See http://activecitizen.tufts.edu/civic-studies/summer-institute/ for more information.
WHAT IS CIVIC STUDIES?
The idea of a field of “civic studies” was proposed in 2007 in a joint statement by Harry Boyte, University of Minnesota; Stephen Elkin, University of Maryland; Peter Levine, Tufts University; Jane Mansbridge, Harvard University; Elinor Ostrom, Indiana University; Karol Sołtan, University of Maryland; and Rogers Smith, University of Pennsylvania. See http://tinyurl.com/ltwvkmp
The field can be seen as the intellectual component of the emerging movement for civic renewal.
Civic studies aims to develop ideas and ways of thinking helpful to citizens, understood as co-creators of their worlds. The field does not consider “citizens” as official members of political jurisdictions, nor does it invoke the word “democracy.” One can be a co-creator in many settings, ranging from loose social networks, local communities, and religious congregations to the globe. Not all of these venues are, or could be, democracies.
Civic studies asks, “What should we do?” It explores ethics (what is right and good?), facts (what is actually going on?), strategies (what would work?), and the institutions that we co-create.
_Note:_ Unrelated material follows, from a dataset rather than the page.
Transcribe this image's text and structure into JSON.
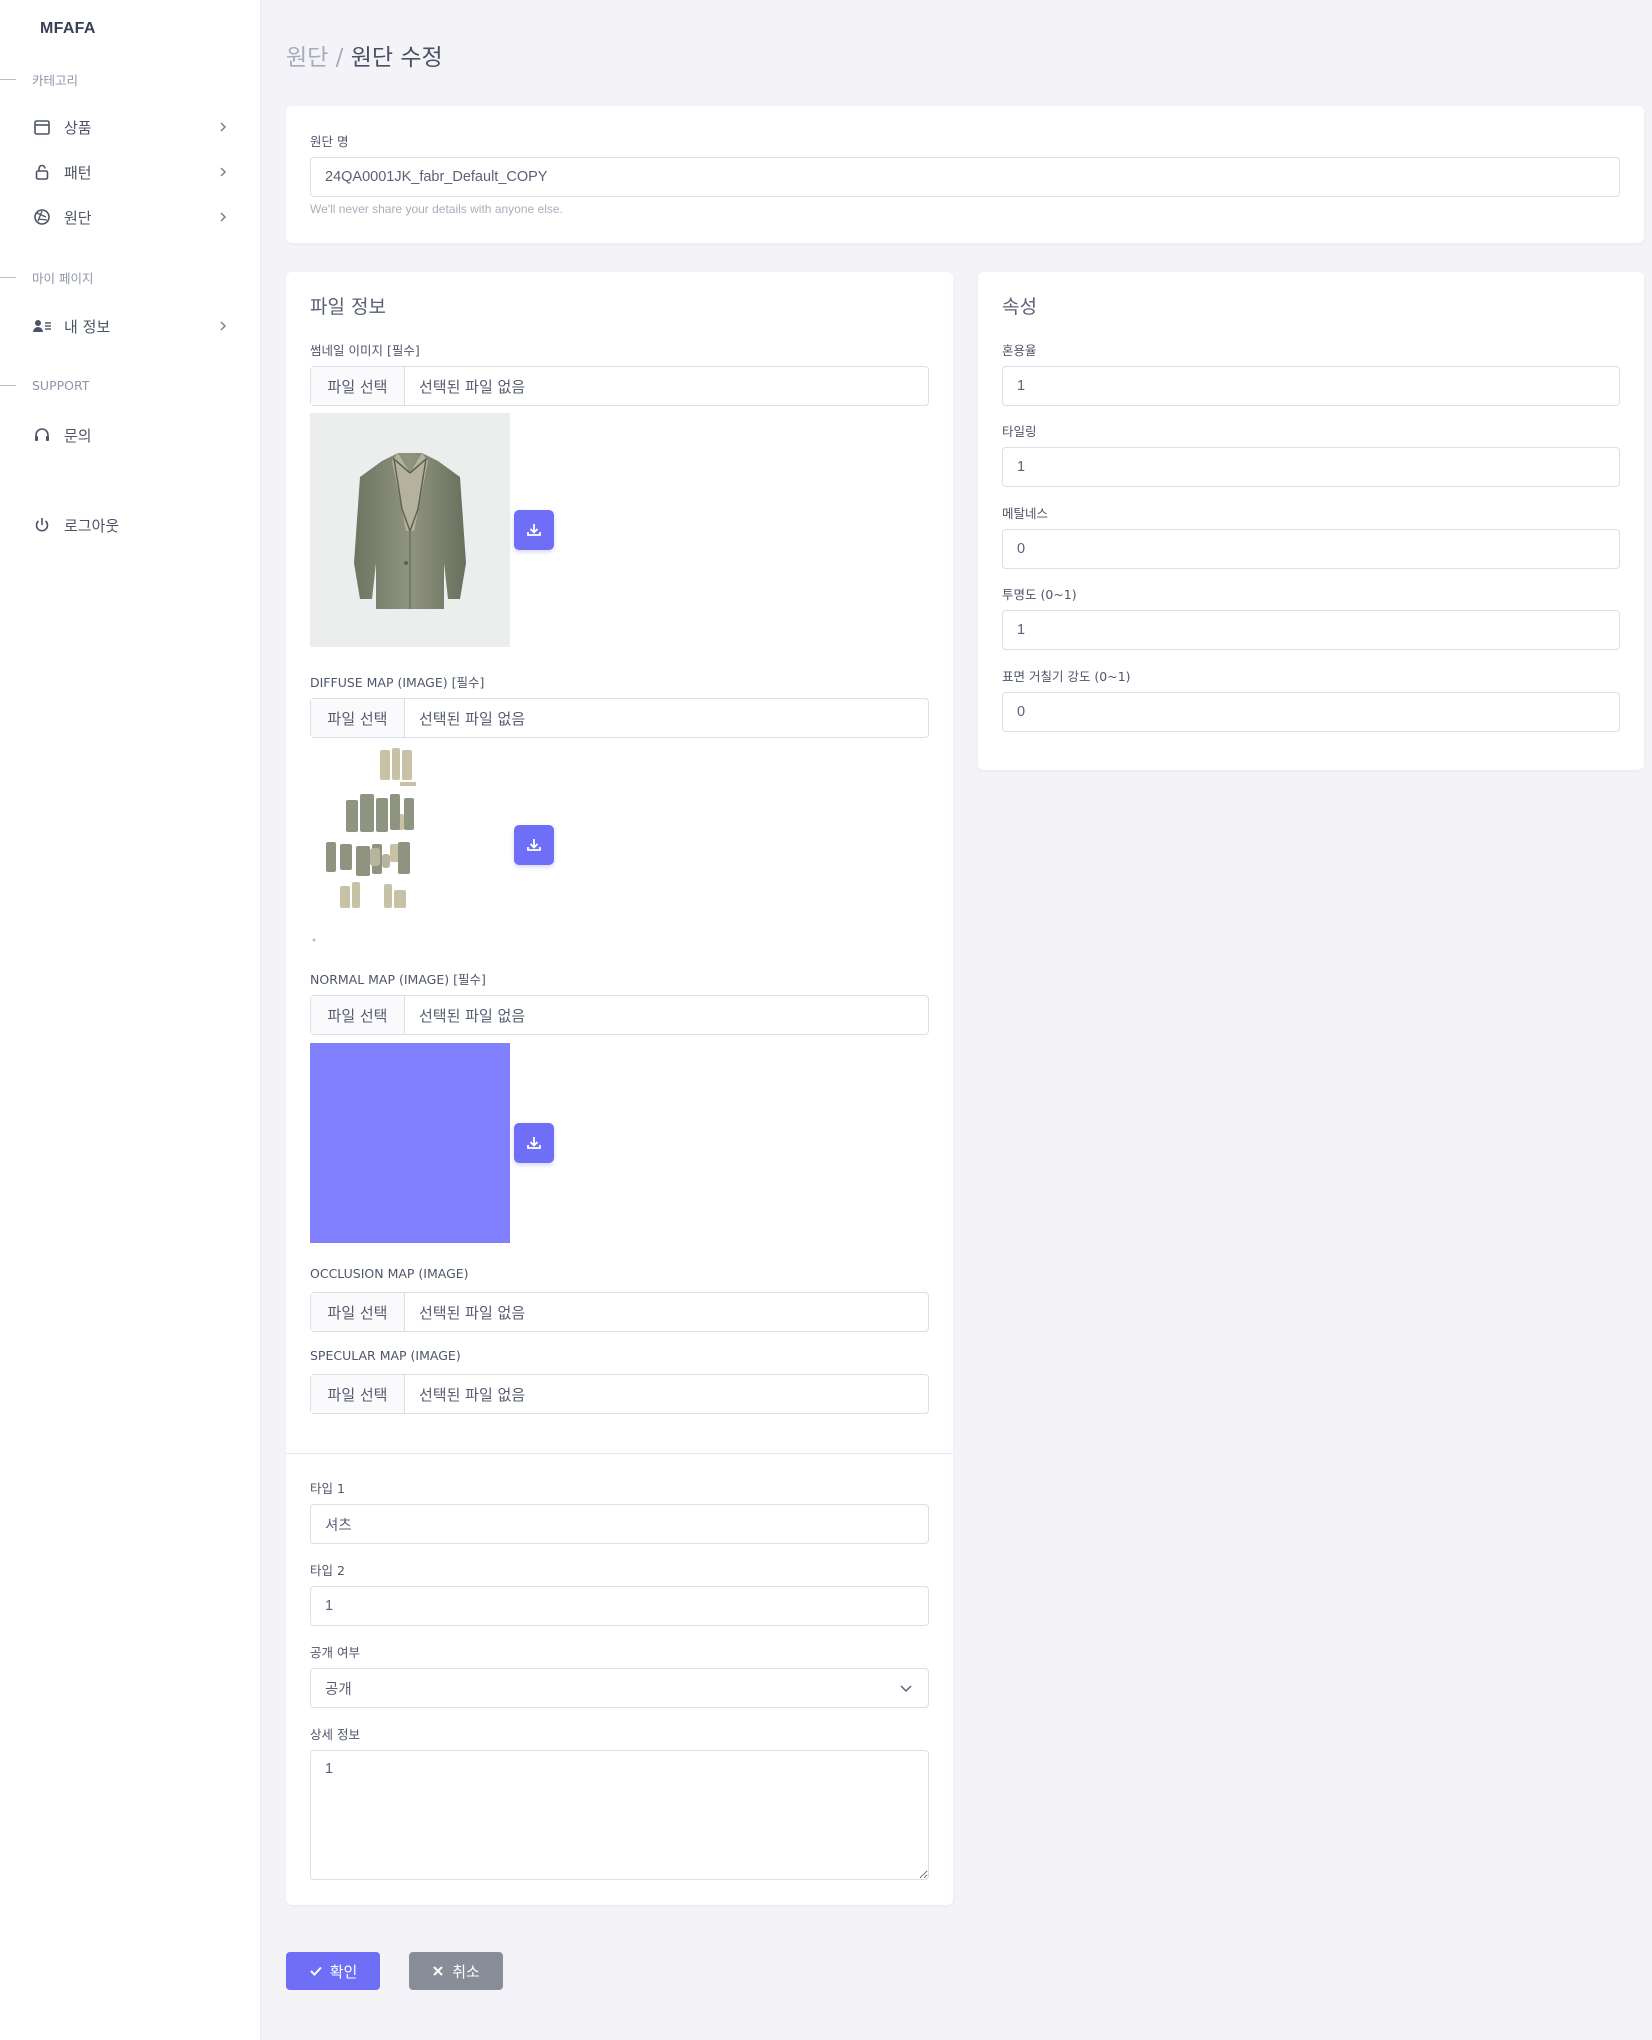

Good strategies may take many forms and use many instruments, but if a strategy addresses the question “What should we do?”, then it must guide our own actions–it cannot simply be about how other people ought to act.
Civic studies is not civic education. Nor is it the study of civic education. However, when more fully developed, it should influence how citizenship is taught in schools and colleges.
For more on civic studies, see:
o The new book edited by Peter Levine and Karol Edward Sołtan: Civic Studies: Approaches to the Emerging Field (American Association of Colleges and Universities, 2014), which is available free at http://www.aacu.org/bringing_theory/CivicSeries.cfm#CS
o The Good Society Symposium on Civic Studies, written and edited teachers and alumni of the Summer Institute http://www.jstor.org/stable/10.5325/goodsociety.22.2.issue-2
o The syllabus for the fourth annual seminar (in 2013): http://activecitizen.tufts.edu/circle/summer-institute/#syllabus. (The 2014 syllabus will be modified but will largely follow this outline.)
PRACTICAL DETAILS FOR THE 2014 SUMMER INSTITUTE OF CIVIC STUDIES
Sessions will take place weekdays from July 7-17, 2014, at the Tufts campus in Medford, MA. The seminar will be followed by a public conference—“Frontiers of Democracy 2014” that will conclude on July 18 at 6 pm. Participants in the Institute are expected to stay for “Frontiers” as well.
Tuition for the Institute is free, but students are responsible for their own housing and transportation. A Tufts University dormitory room can be rented for about $230-$280/week. Credit is not automatically offered, but special arrangements for graduate credit may be possible.
Please email your resume, an electronic copy of your graduate transcript (if applicable), and a cover email about your interests to Peter Levine at Peter.Levine@Tufts.edu. For best consideration, apply no later than March 15, 2014. You may also sign up for occasional announcements even if you are not sure that you wish to apply: http://tinyurl.com/a9qfftb